MATERIALS PROVIDED —
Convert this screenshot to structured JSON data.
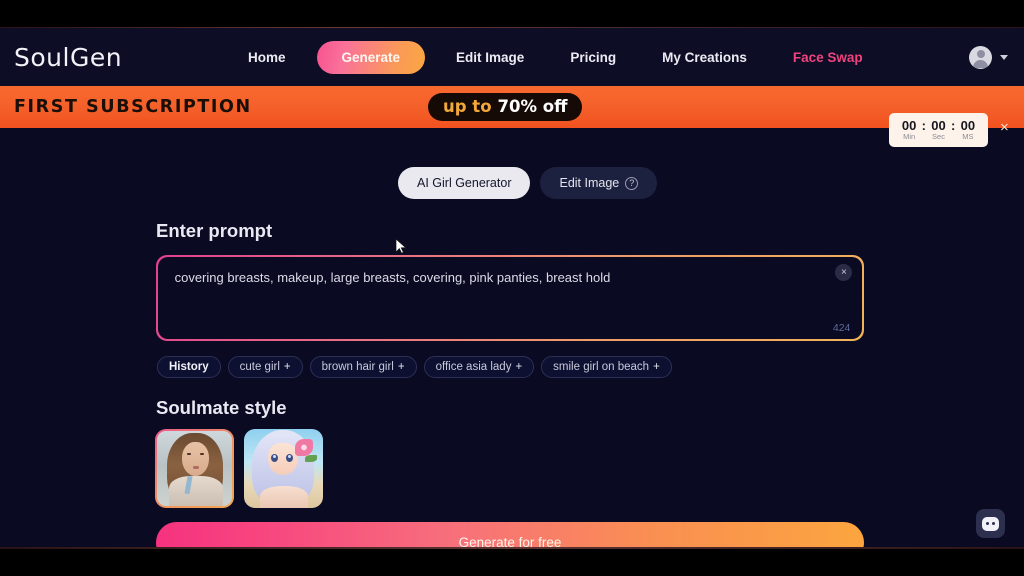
{
  "brand": {
    "logo": "SoulGen"
  },
  "nav": {
    "items": [
      {
        "label": "Home",
        "kind": "link"
      },
      {
        "label": "Generate",
        "kind": "pill-active"
      },
      {
        "label": "Edit Image",
        "kind": "link"
      },
      {
        "label": "Pricing",
        "kind": "link"
      },
      {
        "label": "My Creations",
        "kind": "link"
      },
      {
        "label": "Face Swap",
        "kind": "link-highlight"
      }
    ],
    "account": {
      "avatar_icon": "user-avatar-icon",
      "chevron_icon": "chevron-down-icon"
    }
  },
  "promo": {
    "title": "FIRST SUBSCRIPTION",
    "badge_prefix": "up to",
    "badge_value": "70% off",
    "timer": {
      "minutes": "00",
      "seconds": "00",
      "milliseconds": "00",
      "separator": ":",
      "minutes_label": "Min",
      "seconds_label": "Sec",
      "milliseconds_label": "MS"
    },
    "close_icon": "close-icon",
    "close_label": "×"
  },
  "mode_tabs": [
    {
      "label": "AI Girl Generator",
      "active": true
    },
    {
      "label": "Edit Image",
      "active": false,
      "help_badge": "?"
    }
  ],
  "prompt": {
    "title": "Enter prompt",
    "value": "covering breasts, makeup, large breasts, covering, pink panties, breast hold",
    "placeholder": "Enter prompt",
    "char_count": "424",
    "clear_icon": "close-icon",
    "clear_label": "×"
  },
  "tags": {
    "history_label": "History",
    "items": [
      {
        "label": "cute girl",
        "add": "+"
      },
      {
        "label": "brown hair girl",
        "add": "+"
      },
      {
        "label": "office asia lady",
        "add": "+"
      },
      {
        "label": "smile girl on beach",
        "add": "+"
      }
    ]
  },
  "style": {
    "title": "Soulmate style",
    "options": [
      {
        "name": "realistic-girl-style",
        "selected": true
      },
      {
        "name": "anime-girl-style",
        "selected": false
      }
    ]
  },
  "generate": {
    "label": "Generate for free"
  },
  "chat": {
    "icon": "chat-bubble-icon"
  },
  "colors": {
    "page_bg": "#0a0a23",
    "nav_bg": "#0d0d26",
    "promo_bg": "#f4602a",
    "accent_pink": "#f6327f",
    "accent_orange": "#fba53f",
    "faceswap_pink": "#f0427d",
    "timer_bg": "#fdf3ea"
  }
}
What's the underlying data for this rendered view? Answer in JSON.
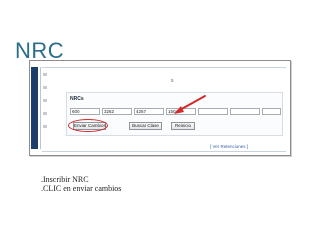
{
  "slide": {
    "title": "NRC",
    "instructions": [
      ".Inscribir NRC",
      ".CLIC en enviar  cambios"
    ]
  },
  "screen": {
    "page_mark": "s",
    "nrc_section": {
      "label": "NRCs",
      "inputs": [
        "600",
        "3262",
        "4257",
        "1504",
        "",
        "",
        "",
        "",
        "",
        ""
      ]
    },
    "buttons": {
      "submit_label": "Enviar Cambios",
      "search_label": "Buscar Clase",
      "reset_label": "Reinicio"
    },
    "retention_link": "[ Ver Retenciones ]",
    "annotation_color": "#d22a2a"
  }
}
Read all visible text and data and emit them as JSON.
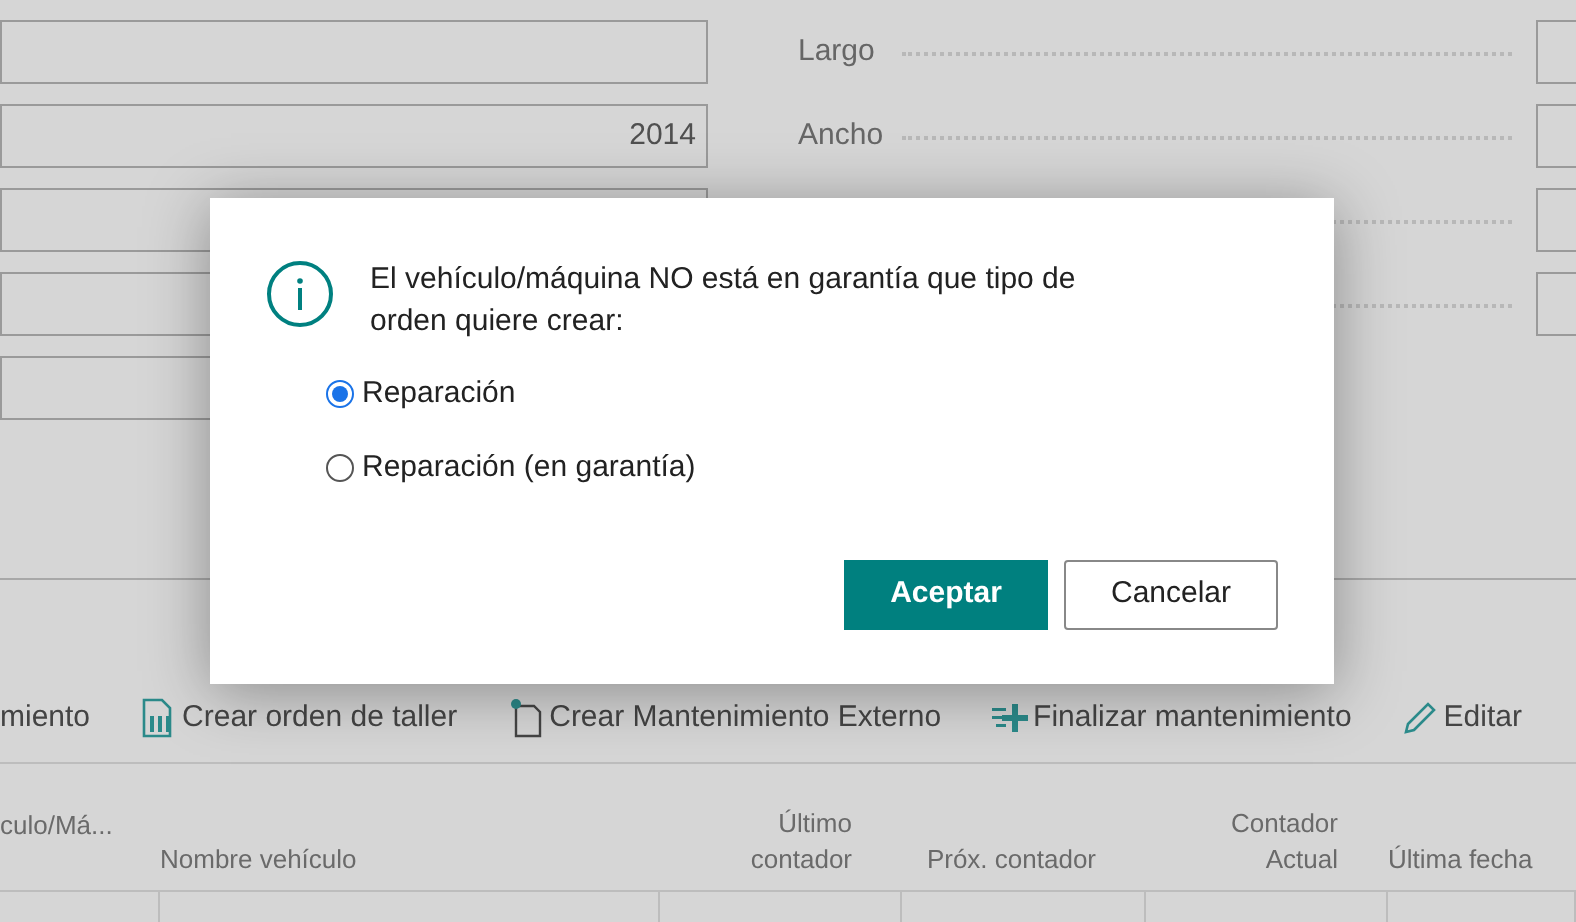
{
  "form": {
    "year_field": {
      "value": "2014"
    },
    "right_fields": [
      {
        "label": "Largo"
      },
      {
        "label": "Ancho"
      }
    ]
  },
  "toolbar": [
    {
      "label": "miento"
    },
    {
      "label": "Crear orden de taller"
    },
    {
      "label": "Crear Mantenimiento Externo"
    },
    {
      "label": "Finalizar mantenimiento"
    },
    {
      "label": "Editar"
    }
  ],
  "table": {
    "columns": [
      {
        "label": "culo/Má..."
      },
      {
        "label": "Nombre vehículo"
      },
      {
        "label": "Último contador"
      },
      {
        "label": "Próx. contador"
      },
      {
        "label": "Contador Actual"
      },
      {
        "label": "Última fecha"
      }
    ]
  },
  "dialog": {
    "message": "El vehículo/máquina NO está en garantía que tipo de orden quiere crear:",
    "options": [
      {
        "label": "Reparación",
        "selected": true
      },
      {
        "label": "Reparación (en garantía)",
        "selected": false
      }
    ],
    "buttons": [
      {
        "label": "Aceptar",
        "kind": "primary"
      },
      {
        "label": "Cancelar",
        "kind": "secondary"
      }
    ]
  }
}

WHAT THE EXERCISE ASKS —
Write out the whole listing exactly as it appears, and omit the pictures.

SOLUTION TO THIS EXERCISE —
Convert this screenshot to structured JSON data.
{
  "brand": {
    "logo": "SoulGen"
  },
  "nav": {
    "items": [
      {
        "label": "Home",
        "kind": "link"
      },
      {
        "label": "Generate",
        "kind": "pill-active"
      },
      {
        "label": "Edit Image",
        "kind": "link"
      },
      {
        "label": "Pricing",
        "kind": "link"
      },
      {
        "label": "My Creations",
        "kind": "link"
      },
      {
        "label": "Face Swap",
        "kind": "link-highlight"
      }
    ],
    "account": {
      "avatar_icon": "user-avatar-icon",
      "chevron_icon": "chevron-down-icon"
    }
  },
  "promo": {
    "title": "FIRST SUBSCRIPTION",
    "badge_prefix": "up to",
    "badge_value": "70% off",
    "timer": {
      "minutes": "00",
      "seconds": "00",
      "milliseconds": "00",
      "separator": ":",
      "minutes_label": "Min",
      "seconds_label": "Sec",
      "milliseconds_label": "MS"
    },
    "close_icon": "close-icon",
    "close_label": "×"
  },
  "mode_tabs": [
    {
      "label": "AI Girl Generator",
      "active": true
    },
    {
      "label": "Edit Image",
      "active": false,
      "help_badge": "?"
    }
  ],
  "prompt": {
    "title": "Enter prompt",
    "value": "covering breasts, makeup, large breasts, covering, pink panties, breast hold",
    "placeholder": "Enter prompt",
    "char_count": "424",
    "clear_icon": "close-icon",
    "clear_label": "×"
  },
  "tags": {
    "history_label": "History",
    "items": [
      {
        "label": "cute girl",
        "add": "+"
      },
      {
        "label": "brown hair girl",
        "add": "+"
      },
      {
        "label": "office asia lady",
        "add": "+"
      },
      {
        "label": "smile girl on beach",
        "add": "+"
      }
    ]
  },
  "style": {
    "title": "Soulmate style",
    "options": [
      {
        "name": "realistic-girl-style",
        "selected": true
      },
      {
        "name": "anime-girl-style",
        "selected": false
      }
    ]
  },
  "generate": {
    "label": "Generate for free"
  },
  "chat": {
    "icon": "chat-bubble-icon"
  },
  "colors": {
    "page_bg": "#0a0a23",
    "nav_bg": "#0d0d26",
    "promo_bg": "#f4602a",
    "accent_pink": "#f6327f",
    "accent_orange": "#fba53f",
    "faceswap_pink": "#f0427d",
    "timer_bg": "#fdf3ea"
  }
}
What's the underlying data for this rendered view? Answer in JSON.
{
  "slide": {
    "title": "NRC",
    "instructions": [
      ".Inscribir NRC",
      ".CLIC en enviar  cambios"
    ]
  },
  "screen": {
    "page_mark": "s",
    "nrc_section": {
      "label": "NRCs",
      "inputs": [
        "600",
        "3262",
        "4257",
        "1504",
        "",
        "",
        "",
        "",
        "",
        ""
      ]
    },
    "buttons": {
      "submit_label": "Enviar Cambios",
      "search_label": "Buscar Clase",
      "reset_label": "Reinicio"
    },
    "retention_link": "[ Ver Retenciones ]",
    "annotation_color": "#d22a2a"
  }
}
Read all visible text and data and emit them as JSON.
{
  "form": {
    "year_field": {
      "value": "2014"
    },
    "right_fields": [
      {
        "label": "Largo"
      },
      {
        "label": "Ancho"
      }
    ]
  },
  "toolbar": [
    {
      "label": "miento"
    },
    {
      "label": "Crear orden de taller"
    },
    {
      "label": "Crear Mantenimiento Externo"
    },
    {
      "label": "Finalizar mantenimiento"
    },
    {
      "label": "Editar"
    }
  ],
  "table": {
    "columns": [
      {
        "label": "culo/Má..."
      },
      {
        "label": "Nombre vehículo"
      },
      {
        "label": "Último contador"
      },
      {
        "label": "Próx. contador"
      },
      {
        "label": "Contador Actual"
      },
      {
        "label": "Última fecha"
      }
    ]
  },
  "dialog": {
    "message": "El vehículo/máquina NO está en garantía que tipo de orden quiere crear:",
    "options": [
      {
        "label": "Reparación",
        "selected": true
      },
      {
        "label": "Reparación (en garantía)",
        "selected": false
      }
    ],
    "buttons": [
      {
        "label": "Aceptar",
        "kind": "primary"
      },
      {
        "label": "Cancelar",
        "kind": "secondary"
      }
    ]
  }
}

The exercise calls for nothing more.